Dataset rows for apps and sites
========================================================================

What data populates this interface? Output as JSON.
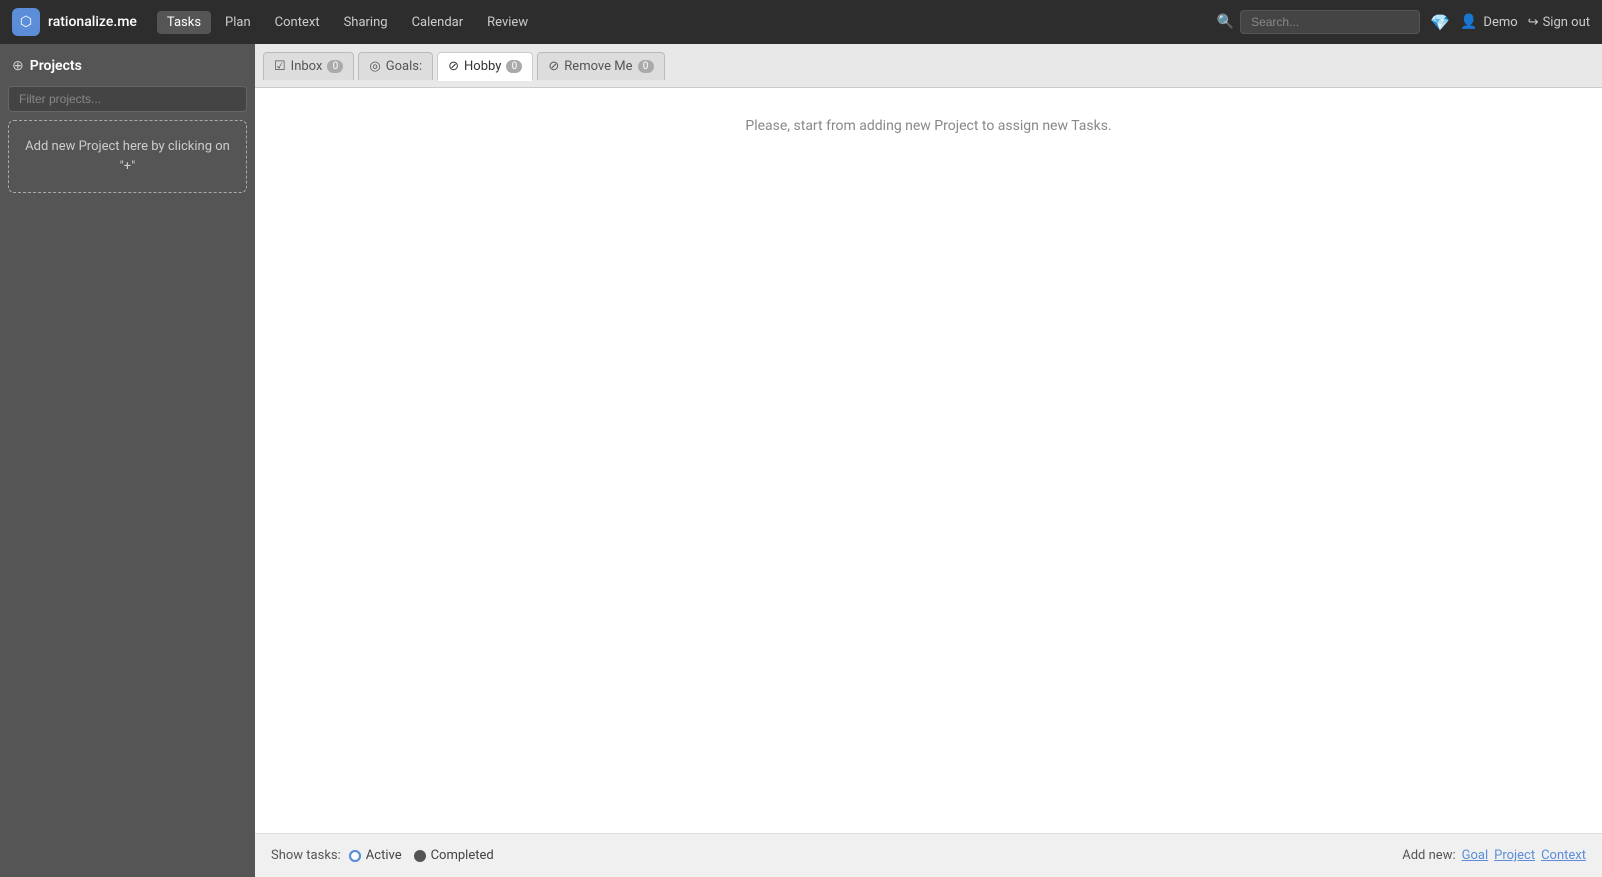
{
  "topnav": {
    "logo_icon": "⬡",
    "logo_text": "rationalize.me",
    "nav_items": [
      {
        "label": "Tasks",
        "active": true
      },
      {
        "label": "Plan",
        "active": false
      },
      {
        "label": "Context",
        "active": false
      },
      {
        "label": "Sharing",
        "active": false
      },
      {
        "label": "Calendar",
        "active": false
      },
      {
        "label": "Review",
        "active": false
      }
    ],
    "search_placeholder": "Search...",
    "user_name": "Demo",
    "signout_label": "Sign out"
  },
  "sidebar": {
    "header_label": "Projects",
    "filter_placeholder": "Filter projects...",
    "add_project_hint": "Add new Project here by clicking on \"+\""
  },
  "tabs": [
    {
      "label": "Inbox",
      "icon": "☑",
      "count": "0",
      "active": false
    },
    {
      "label": "Goals:",
      "icon": "◎",
      "count": null,
      "active": false
    },
    {
      "label": "Hobby",
      "icon": "⊘",
      "count": "0",
      "active": true
    },
    {
      "label": "Remove Me",
      "icon": "⊘",
      "count": "0",
      "active": false
    }
  ],
  "main": {
    "empty_message": "Please, start from adding new Project to assign new Tasks."
  },
  "bottom_bar": {
    "show_tasks_label": "Show tasks:",
    "radio_active_label": "Active",
    "radio_completed_label": "Completed",
    "add_new_label": "Add new:",
    "add_new_links": [
      {
        "label": "Goal"
      },
      {
        "label": "Project"
      },
      {
        "label": "Context"
      }
    ]
  }
}
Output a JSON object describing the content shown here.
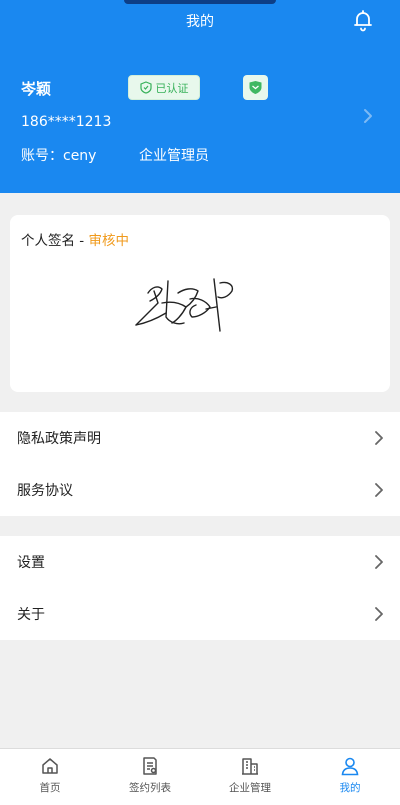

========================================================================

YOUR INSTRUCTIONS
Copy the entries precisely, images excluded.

RESULT OF THIS EXERCISE
What data populates this interface? Output as JSON.
{
  "topnav": {
    "logo_icon": "⬡",
    "logo_text": "rationalize.me",
    "nav_items": [
      {
        "label": "Tasks",
        "active": true
      },
      {
        "label": "Plan",
        "active": false
      },
      {
        "label": "Context",
        "active": false
      },
      {
        "label": "Sharing",
        "active": false
      },
      {
        "label": "Calendar",
        "active": false
      },
      {
        "label": "Review",
        "active": false
      }
    ],
    "search_placeholder": "Search...",
    "user_name": "Demo",
    "signout_label": "Sign out"
  },
  "sidebar": {
    "header_label": "Projects",
    "filter_placeholder": "Filter projects...",
    "add_project_hint": "Add new Project here by clicking on \"+\""
  },
  "tabs": [
    {
      "label": "Inbox",
      "icon": "☑",
      "count": "0",
      "active": false
    },
    {
      "label": "Goals:",
      "icon": "◎",
      "count": null,
      "active": false
    },
    {
      "label": "Hobby",
      "icon": "⊘",
      "count": "0",
      "active": true
    },
    {
      "label": "Remove Me",
      "icon": "⊘",
      "count": "0",
      "active": false
    }
  ],
  "main": {
    "empty_message": "Please, start from adding new Project to assign new Tasks."
  },
  "bottom_bar": {
    "show_tasks_label": "Show tasks:",
    "radio_active_label": "Active",
    "radio_completed_label": "Completed",
    "add_new_label": "Add new:",
    "add_new_links": [
      {
        "label": "Goal"
      },
      {
        "label": "Project"
      },
      {
        "label": "Context"
      }
    ]
  }
}
Output a JSON object describing the content shown here.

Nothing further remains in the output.